§ **EXERCISE BRIEF**:
Reproduce the data that follows precisely.

[[ RECORDS, beginning ]]

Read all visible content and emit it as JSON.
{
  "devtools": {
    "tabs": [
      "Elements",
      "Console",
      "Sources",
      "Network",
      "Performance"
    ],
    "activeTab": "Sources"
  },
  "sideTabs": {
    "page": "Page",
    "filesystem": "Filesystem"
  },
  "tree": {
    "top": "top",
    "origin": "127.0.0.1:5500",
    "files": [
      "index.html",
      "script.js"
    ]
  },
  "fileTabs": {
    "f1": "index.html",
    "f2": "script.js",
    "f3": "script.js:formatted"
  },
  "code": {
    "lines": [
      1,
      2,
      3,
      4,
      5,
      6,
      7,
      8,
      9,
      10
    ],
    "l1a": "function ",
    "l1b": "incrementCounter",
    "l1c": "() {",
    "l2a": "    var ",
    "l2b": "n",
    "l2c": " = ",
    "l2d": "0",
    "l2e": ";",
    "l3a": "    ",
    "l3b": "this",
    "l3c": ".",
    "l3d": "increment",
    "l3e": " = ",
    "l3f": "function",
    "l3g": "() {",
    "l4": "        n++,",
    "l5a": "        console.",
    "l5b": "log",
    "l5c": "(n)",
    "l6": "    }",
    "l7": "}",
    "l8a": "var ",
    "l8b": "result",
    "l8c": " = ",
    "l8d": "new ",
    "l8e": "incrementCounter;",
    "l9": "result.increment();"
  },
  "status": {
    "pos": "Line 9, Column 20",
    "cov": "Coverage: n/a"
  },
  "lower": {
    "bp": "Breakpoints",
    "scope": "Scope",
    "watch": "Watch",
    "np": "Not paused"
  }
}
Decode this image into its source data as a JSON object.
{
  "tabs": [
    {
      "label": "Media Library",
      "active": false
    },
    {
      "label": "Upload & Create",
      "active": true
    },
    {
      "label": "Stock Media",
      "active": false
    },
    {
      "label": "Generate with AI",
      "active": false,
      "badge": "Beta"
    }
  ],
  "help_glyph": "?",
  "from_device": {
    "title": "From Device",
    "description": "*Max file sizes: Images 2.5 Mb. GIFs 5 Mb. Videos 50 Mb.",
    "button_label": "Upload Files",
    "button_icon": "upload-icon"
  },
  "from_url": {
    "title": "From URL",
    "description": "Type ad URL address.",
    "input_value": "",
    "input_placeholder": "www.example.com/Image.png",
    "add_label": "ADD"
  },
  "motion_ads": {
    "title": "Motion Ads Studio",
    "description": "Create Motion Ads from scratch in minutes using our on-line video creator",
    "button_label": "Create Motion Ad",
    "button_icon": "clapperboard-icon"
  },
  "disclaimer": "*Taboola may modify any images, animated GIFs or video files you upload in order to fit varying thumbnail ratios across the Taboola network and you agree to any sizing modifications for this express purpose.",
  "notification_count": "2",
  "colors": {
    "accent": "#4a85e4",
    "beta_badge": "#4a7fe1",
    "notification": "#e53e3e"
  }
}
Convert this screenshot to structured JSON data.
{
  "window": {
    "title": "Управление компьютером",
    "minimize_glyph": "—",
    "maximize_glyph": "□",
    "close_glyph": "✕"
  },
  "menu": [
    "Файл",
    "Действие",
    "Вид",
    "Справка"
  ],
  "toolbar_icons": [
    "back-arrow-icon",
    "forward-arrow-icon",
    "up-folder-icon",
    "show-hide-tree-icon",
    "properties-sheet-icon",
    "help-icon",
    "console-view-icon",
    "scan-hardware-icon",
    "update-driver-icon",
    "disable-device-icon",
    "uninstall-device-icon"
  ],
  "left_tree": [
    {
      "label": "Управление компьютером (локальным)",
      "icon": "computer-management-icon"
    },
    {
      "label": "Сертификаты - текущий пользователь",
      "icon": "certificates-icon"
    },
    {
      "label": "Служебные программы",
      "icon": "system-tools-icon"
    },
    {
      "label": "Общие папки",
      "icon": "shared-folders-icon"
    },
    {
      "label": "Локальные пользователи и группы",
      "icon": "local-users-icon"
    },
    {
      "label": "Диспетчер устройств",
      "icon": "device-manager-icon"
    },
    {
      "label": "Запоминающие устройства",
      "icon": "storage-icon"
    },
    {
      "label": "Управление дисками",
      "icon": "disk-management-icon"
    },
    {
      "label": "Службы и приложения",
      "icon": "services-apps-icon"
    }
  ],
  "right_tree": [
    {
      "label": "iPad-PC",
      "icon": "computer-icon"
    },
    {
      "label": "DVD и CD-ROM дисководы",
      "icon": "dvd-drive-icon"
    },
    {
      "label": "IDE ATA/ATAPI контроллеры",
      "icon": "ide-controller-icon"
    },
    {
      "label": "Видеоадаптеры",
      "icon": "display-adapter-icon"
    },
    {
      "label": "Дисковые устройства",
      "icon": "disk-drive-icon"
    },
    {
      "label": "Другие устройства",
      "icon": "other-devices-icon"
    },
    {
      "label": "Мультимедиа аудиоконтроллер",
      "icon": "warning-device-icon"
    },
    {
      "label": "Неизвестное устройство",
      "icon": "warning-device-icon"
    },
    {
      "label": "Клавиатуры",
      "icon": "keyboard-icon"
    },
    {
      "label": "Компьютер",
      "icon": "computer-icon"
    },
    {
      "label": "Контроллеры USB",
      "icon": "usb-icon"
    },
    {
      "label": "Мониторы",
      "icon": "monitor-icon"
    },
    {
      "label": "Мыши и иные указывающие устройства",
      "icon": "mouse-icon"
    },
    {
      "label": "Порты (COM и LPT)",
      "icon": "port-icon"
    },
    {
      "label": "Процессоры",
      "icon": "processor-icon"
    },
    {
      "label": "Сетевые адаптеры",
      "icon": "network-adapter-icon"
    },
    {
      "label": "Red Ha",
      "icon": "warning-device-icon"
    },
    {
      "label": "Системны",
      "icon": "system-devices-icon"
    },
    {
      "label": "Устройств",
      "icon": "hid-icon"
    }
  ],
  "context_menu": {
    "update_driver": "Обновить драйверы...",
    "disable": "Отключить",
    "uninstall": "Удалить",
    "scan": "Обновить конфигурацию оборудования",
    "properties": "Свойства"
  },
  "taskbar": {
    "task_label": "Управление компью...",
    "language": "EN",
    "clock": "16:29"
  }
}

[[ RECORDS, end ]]

§ **SOLUTION TO THIS PROBLEM**:
Read all visible content and emit it as JSON.
{
  "devtools": {
    "tabs": [
      "Elements",
      "Console",
      "Sources",
      "Network",
      "Performance"
    ],
    "activeTab": "Sources"
  },
  "sideTabs": {
    "page": "Page",
    "filesystem": "Filesystem"
  },
  "tree": {
    "top": "top",
    "origin": "127.0.0.1:5500",
    "files": [
      "index.html",
      "script.js"
    ]
  },
  "fileTabs": {
    "f1": "index.html",
    "f2": "script.js",
    "f3": "script.js:formatted"
  },
  "code": {
    "lines": [
      1,
      2,
      3,
      4,
      5,
      6,
      7,
      8,
      9,
      10
    ],
    "l1a": "function ",
    "l1b": "incrementCounter",
    "l1c": "() {",
    "l2a": "    var ",
    "l2b": "n",
    "l2c": " = ",
    "l2d": "0",
    "l2e": ";",
    "l3a": "    ",
    "l3b": "this",
    "l3c": ".",
    "l3d": "increment",
    "l3e": " = ",
    "l3f": "function",
    "l3g": "() {",
    "l4": "        n++,",
    "l5a": "        console.",
    "l5b": "log",
    "l5c": "(n)",
    "l6": "    }",
    "l7": "}",
    "l8a": "var ",
    "l8b": "result",
    "l8c": " = ",
    "l8d": "new ",
    "l8e": "incrementCounter;",
    "l9": "result.increment();"
  },
  "status": {
    "pos": "Line 9, Column 20",
    "cov": "Coverage: n/a"
  },
  "lower": {
    "bp": "Breakpoints",
    "scope": "Scope",
    "watch": "Watch",
    "np": "Not paused"
  }
}
Decode this image into its source data as a JSON object.
{
  "tabs": [
    {
      "label": "Media Library",
      "active": false
    },
    {
      "label": "Upload & Create",
      "active": true
    },
    {
      "label": "Stock Media",
      "active": false
    },
    {
      "label": "Generate with AI",
      "active": false,
      "badge": "Beta"
    }
  ],
  "help_glyph": "?",
  "from_device": {
    "title": "From Device",
    "description": "*Max file sizes: Images 2.5 Mb. GIFs 5 Mb. Videos 50 Mb.",
    "button_label": "Upload Files",
    "button_icon": "upload-icon"
  },
  "from_url": {
    "title": "From URL",
    "description": "Type ad URL address.",
    "input_value": "",
    "input_placeholder": "www.example.com/Image.png",
    "add_label": "ADD"
  },
  "motion_ads": {
    "title": "Motion Ads Studio",
    "description": "Create Motion Ads from scratch in minutes using our on-line video creator",
    "button_label": "Create Motion Ad",
    "button_icon": "clapperboard-icon"
  },
  "disclaimer": "*Taboola may modify any images, animated GIFs or video files you upload in order to fit varying thumbnail ratios across the Taboola network and you agree to any sizing modifications for this express purpose.",
  "notification_count": "2",
  "colors": {
    "accent": "#4a85e4",
    "beta_badge": "#4a7fe1",
    "notification": "#e53e3e"
  }
}
Convert this screenshot to structured JSON data.
{
  "window": {
    "title": "Управление компьютером",
    "minimize_glyph": "—",
    "maximize_glyph": "□",
    "close_glyph": "✕"
  },
  "menu": [
    "Файл",
    "Действие",
    "Вид",
    "Справка"
  ],
  "toolbar_icons": [
    "back-arrow-icon",
    "forward-arrow-icon",
    "up-folder-icon",
    "show-hide-tree-icon",
    "properties-sheet-icon",
    "help-icon",
    "console-view-icon",
    "scan-hardware-icon",
    "update-driver-icon",
    "disable-device-icon",
    "uninstall-device-icon"
  ],
  "left_tree": [
    {
      "label": "Управление компьютером (локальным)",
      "icon": "computer-management-icon"
    },
    {
      "label": "Сертификаты - текущий пользователь",
      "icon": "certificates-icon"
    },
    {
      "label": "Служебные программы",
      "icon": "system-tools-icon"
    },
    {
      "label": "Общие папки",
      "icon": "shared-folders-icon"
    },
    {
      "label": "Локальные пользователи и группы",
      "icon": "local-users-icon"
    },
    {
      "label": "Диспетчер устройств",
      "icon": "device-manager-icon"
    },
    {
      "label": "Запоминающие устройства",
      "icon": "storage-icon"
    },
    {
      "label": "Управление дисками",
      "icon": "disk-management-icon"
    },
    {
      "label": "Службы и приложения",
      "icon": "services-apps-icon"
    }
  ],
  "right_tree": [
    {
      "label": "iPad-PC",
      "icon": "computer-icon"
    },
    {
      "label": "DVD и CD-ROM дисководы",
      "icon": "dvd-drive-icon"
    },
    {
      "label": "IDE ATA/ATAPI контроллеры",
      "icon": "ide-controller-icon"
    },
    {
      "label": "Видеоадаптеры",
      "icon": "display-adapter-icon"
    },
    {
      "label": "Дисковые устройства",
      "icon": "disk-drive-icon"
    },
    {
      "label": "Другие устройства",
      "icon": "other-devices-icon"
    },
    {
      "label": "Мультимедиа аудиоконтроллер",
      "icon": "warning-device-icon"
    },
    {
      "label": "Неизвестное устройство",
      "icon": "warning-device-icon"
    },
    {
      "label": "Клавиатуры",
      "icon": "keyboard-icon"
    },
    {
      "label": "Компьютер",
      "icon": "computer-icon"
    },
    {
      "label": "Контроллеры USB",
      "icon": "usb-icon"
    },
    {
      "label": "Мониторы",
      "icon": "monitor-icon"
    },
    {
      "label": "Мыши и иные указывающие устройства",
      "icon": "mouse-icon"
    },
    {
      "label": "Порты (COM и LPT)",
      "icon": "port-icon"
    },
    {
      "label": "Процессоры",
      "icon": "processor-icon"
    },
    {
      "label": "Сетевые адаптеры",
      "icon": "network-adapter-icon"
    },
    {
      "label": "Red Ha",
      "icon": "warning-device-icon"
    },
    {
      "label": "Системны",
      "icon": "system-devices-icon"
    },
    {
      "label": "Устройств",
      "icon": "hid-icon"
    }
  ],
  "context_menu": {
    "update_driver": "Обновить драйверы...",
    "disable": "Отключить",
    "uninstall": "Удалить",
    "scan": "Обновить конфигурацию оборудования",
    "properties": "Свойства"
  },
  "taskbar": {
    "task_label": "Управление компью...",
    "language": "EN",
    "clock": "16:29"
  }
}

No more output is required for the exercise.